Problem |
Pull each line holding the word "icon" from the data.

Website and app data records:

▼

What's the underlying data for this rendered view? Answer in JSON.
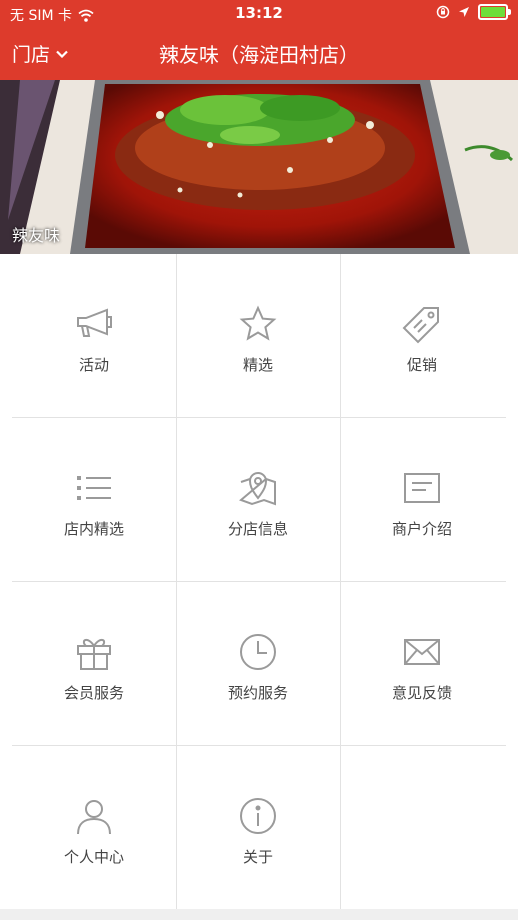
{
  "status_bar": {
    "carrier": "无 SIM 卡",
    "time": "13:12"
  },
  "nav": {
    "store_label": "门店",
    "title": "辣友味（海淀田村店）"
  },
  "banner": {
    "caption": "辣友味"
  },
  "menu": [
    {
      "label": "活动",
      "icon": "megaphone-icon"
    },
    {
      "label": "精选",
      "icon": "star-icon"
    },
    {
      "label": "促销",
      "icon": "tag-icon"
    },
    {
      "label": "店内精选",
      "icon": "list-icon"
    },
    {
      "label": "分店信息",
      "icon": "map-pin-icon"
    },
    {
      "label": "商户介绍",
      "icon": "document-icon"
    },
    {
      "label": "会员服务",
      "icon": "gift-icon"
    },
    {
      "label": "预约服务",
      "icon": "clock-icon"
    },
    {
      "label": "意见反馈",
      "icon": "envelope-icon"
    },
    {
      "label": "个人中心",
      "icon": "user-icon"
    },
    {
      "label": "关于",
      "icon": "info-icon"
    }
  ],
  "colors": {
    "accent": "#dd3b2c",
    "icon": "#9a9a9a",
    "battery": "#6dde3a"
  }
}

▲

Result of the task |
      "icon": "megaphone-icon"
      "icon": "star-icon"
      "icon": "tag-icon"
      "icon": "list-icon"
      "icon": "map-pin-icon"
      "icon": "document-icon"
      "icon": "gift-icon"
      "icon": "clock-icon"
      "icon": "envelope-icon"
      "icon": "user-icon"
      "icon": "info-icon"
    "icon": "#9a9a9a",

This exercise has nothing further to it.